  • The short-term general economy
  • The long-term general economy


The Index has implications that can influence the value of the dollar, stocks, and bonds. Thomson Reuters used to be an exclusive distributor of the University of Michigan's survey results.[3]

CNBC reported on 12 June 2013 that the University of Michigan provided Thomson Reuters news service with the data early, so that Reuters could release the CSI to select, paying clients at 9:55 a.m., five minutes before it released the data to the general public on its web site at 10:00 a.m. In addition, Reuters released the data via high speed communication channels to select clients two seconds earlier. CNBC revealed that trading activity increased dramatically within milliseconds of 9:54:58 a.m. Traders who subscribed to either service were able to take advantage of the CSI before the university released it to the public. Former Securities and Exchange Commission Chairman Harvey Pitt opined that this might present a fairness issue and destroy confidence in the market by the public.[4]

Thomson Reuters announced on 8 July 2013 that it was suspending its early release practice as part of an agreement with the New York Attorney General's office.[5]

The University of Michigan stated it received about a million dollars a year from Reuters for this advance information, but said it couldn't do the research without the Reuters payment.[4]

Since January 2015, Index data is available from multiple sources including University's website,[6] Bloomberg,[7] and Macrobond.[8]
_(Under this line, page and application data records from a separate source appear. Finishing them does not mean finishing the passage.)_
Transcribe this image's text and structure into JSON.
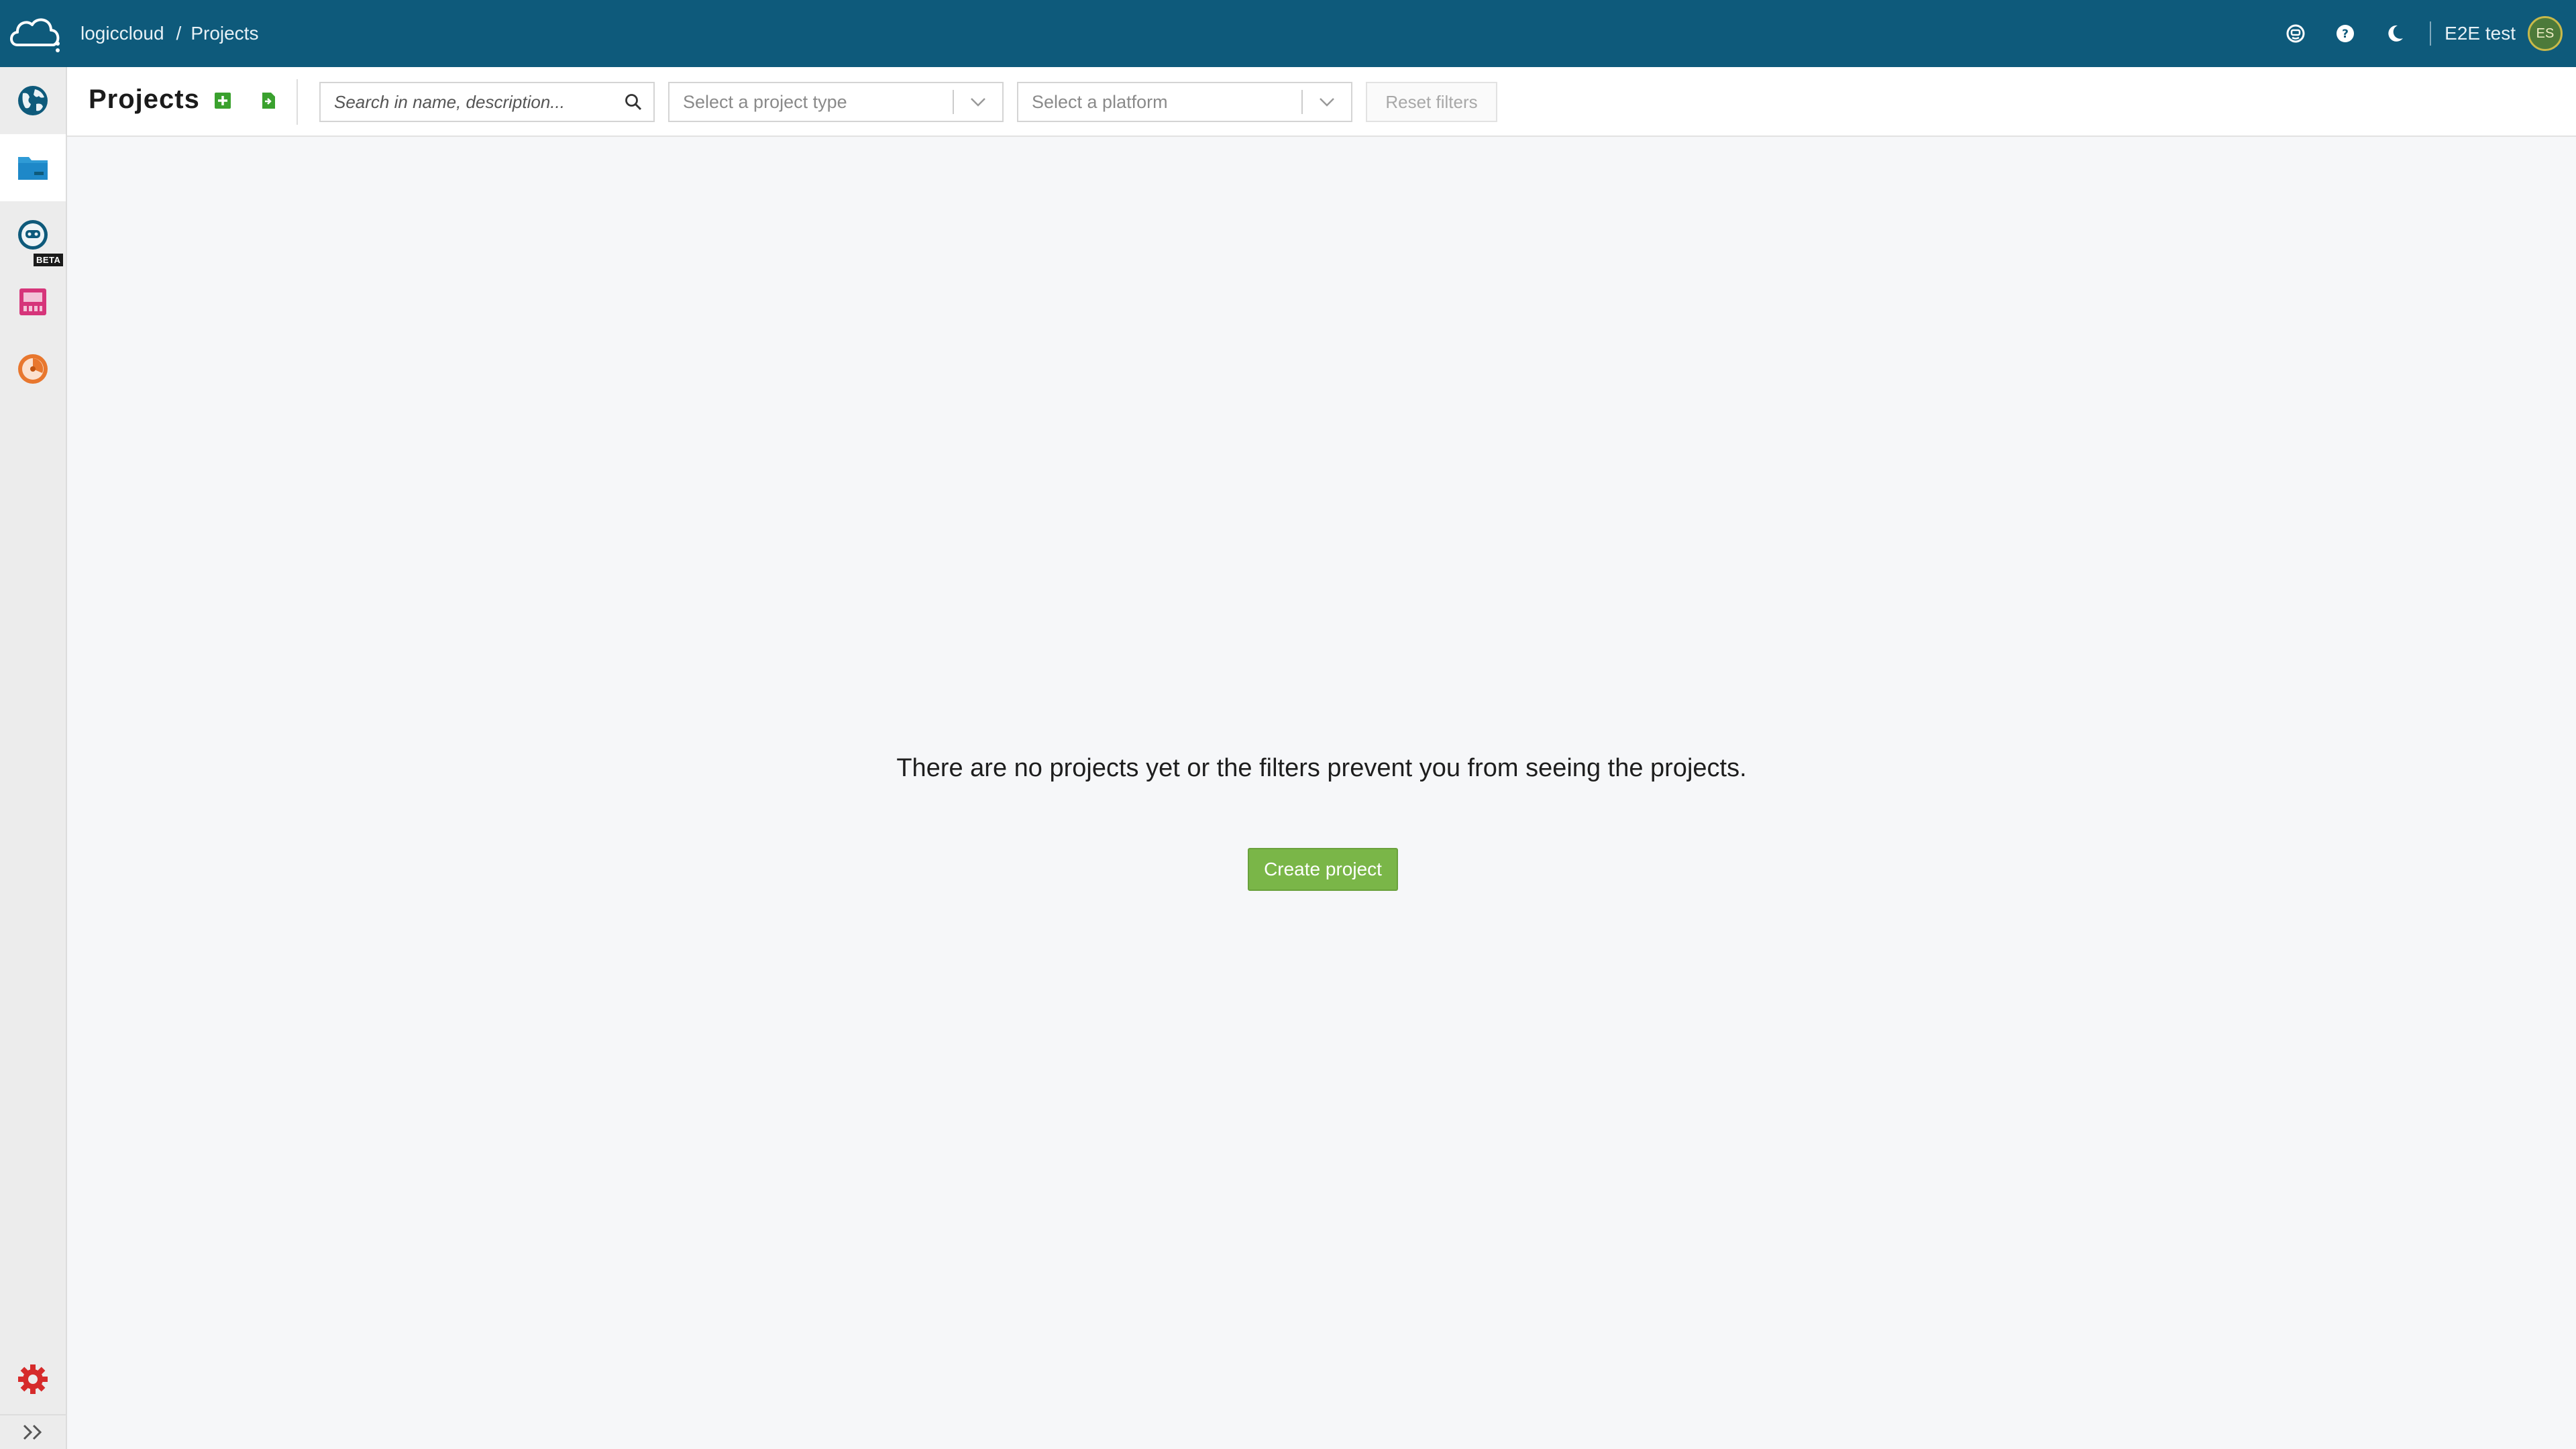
{
  "app": {
    "logo_icon": "cloud-logo-icon",
    "breadcrumb": {
      "root": "logiccloud",
      "separator": "/",
      "current": "Projects"
    }
  },
  "topbar": {
    "icons": [
      "feedback-smiley-icon",
      "help-icon",
      "dark-mode-moon-icon"
    ],
    "user_name": "E2E test",
    "avatar_initials": "ES"
  },
  "sidebar": {
    "items": [
      {
        "name": "globe-icon",
        "active": false
      },
      {
        "name": "projects-folder-icon",
        "active": true
      },
      {
        "name": "robot-icon",
        "active": false,
        "badge": "BETA"
      },
      {
        "name": "device-icon",
        "active": false
      },
      {
        "name": "monitoring-icon",
        "active": false
      }
    ],
    "bottom": [
      "settings-gear-icon",
      "expand-chevrons-icon"
    ]
  },
  "header": {
    "title": "Projects",
    "add_icon": "add-project-icon",
    "import_icon": "import-project-icon",
    "search_placeholder": "Search in name, description...",
    "project_type_placeholder": "Select a project type",
    "platform_placeholder": "Select a platform",
    "reset_label": "Reset filters"
  },
  "main": {
    "empty_message": "There are no projects yet or the filters prevent you from seeing the projects.",
    "create_label": "Create project"
  },
  "colors": {
    "topbar": "#0e5a7b",
    "accent_green": "#7ab648",
    "folder_blue": "#2f9bd6",
    "settings_red": "#d62b2b"
  }
}
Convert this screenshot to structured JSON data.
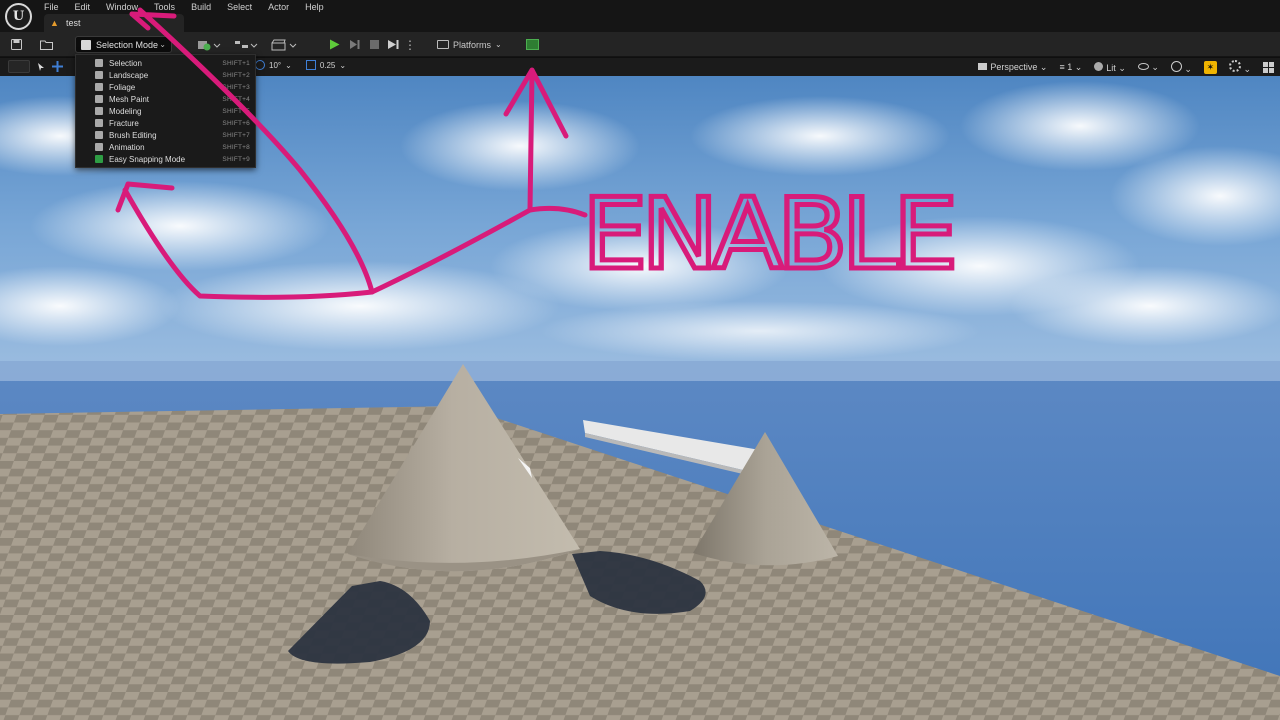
{
  "app": {
    "logo": "U",
    "menu": [
      "File",
      "Edit",
      "Window",
      "Tools",
      "Build",
      "Select",
      "Actor",
      "Help"
    ],
    "level_tab": "test"
  },
  "toolbar": {
    "mode_label": "Selection Mode",
    "platforms_label": "Platforms"
  },
  "viewport_bar": {
    "rotation_snap": "10°",
    "scale_snap": "0.25",
    "view_label": "Perspective",
    "camera_speed": "1",
    "view_mode": "Lit"
  },
  "mode_menu": {
    "items": [
      {
        "label": "Selection",
        "shortcut": "SHIFT+1",
        "icon": "selection-icon"
      },
      {
        "label": "Landscape",
        "shortcut": "SHIFT+2",
        "icon": "landscape-icon"
      },
      {
        "label": "Foliage",
        "shortcut": "SHIFT+3",
        "icon": "foliage-icon"
      },
      {
        "label": "Mesh Paint",
        "shortcut": "SHIFT+4",
        "icon": "mesh-paint-icon"
      },
      {
        "label": "Modeling",
        "shortcut": "SHIFT+5",
        "icon": "modeling-icon"
      },
      {
        "label": "Fracture",
        "shortcut": "SHIFT+6",
        "icon": "fracture-icon"
      },
      {
        "label": "Brush Editing",
        "shortcut": "SHIFT+7",
        "icon": "brush-editing-icon"
      },
      {
        "label": "Animation",
        "shortcut": "SHIFT+8",
        "icon": "animation-icon"
      },
      {
        "label": "Easy Snapping Mode",
        "shortcut": "SHIFT+9",
        "icon": "easy-snapping-icon"
      }
    ]
  },
  "annotation": {
    "text": "ENABLE",
    "color": "#d81b7a"
  },
  "colors": {
    "accent_play": "#5ecb3a",
    "highlight_yellow": "#f0b400",
    "snap_blue": "#3f7fd6"
  }
}
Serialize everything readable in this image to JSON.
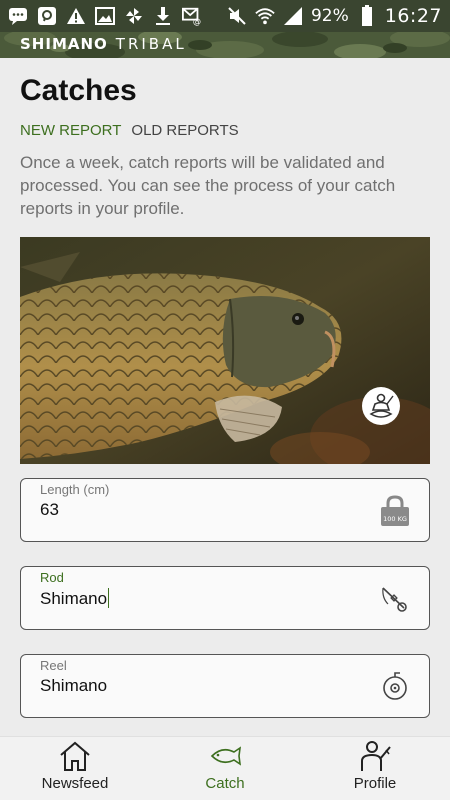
{
  "status_bar": {
    "battery_percent": "92%",
    "time": "16:27",
    "icons": [
      "chat-icon",
      "message-icon",
      "warning-icon",
      "gallery-icon",
      "pinwheel-icon",
      "download-icon",
      "email-icon",
      "mute-icon",
      "wifi-icon",
      "signal-icon",
      "battery-icon"
    ]
  },
  "brand": {
    "name": "SHIMANO",
    "sub": "TRIBAL"
  },
  "page": {
    "title": "Catches",
    "tabs": [
      {
        "label": "NEW REPORT",
        "active": true
      },
      {
        "label": "OLD REPORTS",
        "active": false
      }
    ],
    "description": "Once a week, catch reports will be validated and processed. You can see the process of your catch reports in your profile."
  },
  "photo": {
    "badge_icon": "fisherman-icon"
  },
  "fields": [
    {
      "label": "Length (cm)",
      "value": "63",
      "icon": "weight-lock-icon",
      "icon_text": "100 KG"
    },
    {
      "label": "Rod",
      "value": "Shimano",
      "icon": "rod-icon"
    },
    {
      "label": "Reel",
      "value": "Shimano",
      "icon": "reel-icon"
    }
  ],
  "bottom_nav": [
    {
      "label": "Newsfeed",
      "icon": "home-icon"
    },
    {
      "label": "Catch",
      "icon": "fish-icon",
      "active": true
    },
    {
      "label": "Profile",
      "icon": "fisher-profile-icon"
    }
  ],
  "colors": {
    "accent": "#3d6f1f",
    "status_bar": "#3a4530"
  }
}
See also[edit]


  1. ^ University of Michigan, University of Michigan: Consumer Sentiment [UMCSENT], retrieved from FRED, Federal Reserve Bank of St. Louis;, May 29, 2018.
  2. ^ "Survey of Consumers". University of Michigan. Retrieved 9 July 2013.
  3. ^ Mullins, Brody (7 October 2014). "University of Michigan Inks Deal to End Early Release of Survey". The Wall Street Journal. Retrieved 12 April 2015.
  4. ^ a b Javers, Eamon (12 June 2013). "Thomson Reuters Gives Elite Traders Early Advantage". CNBC. Retrieved 12 June 2013.
  5. ^ Popper, Nathaniel (8 July 2013). "Regulators Examining Sales of Early Financial Data". New York Times. Retrieved 8 July 2013.
  6. ^ "Surveys of Consumers".
  7. ^ "University of Michigan Consumer Sentiment Index Analysis - CONSSENT". Bloomberg.
  8. ^ "News - Macrobond". Archived from the original on 2016-03-04.

External links[edit]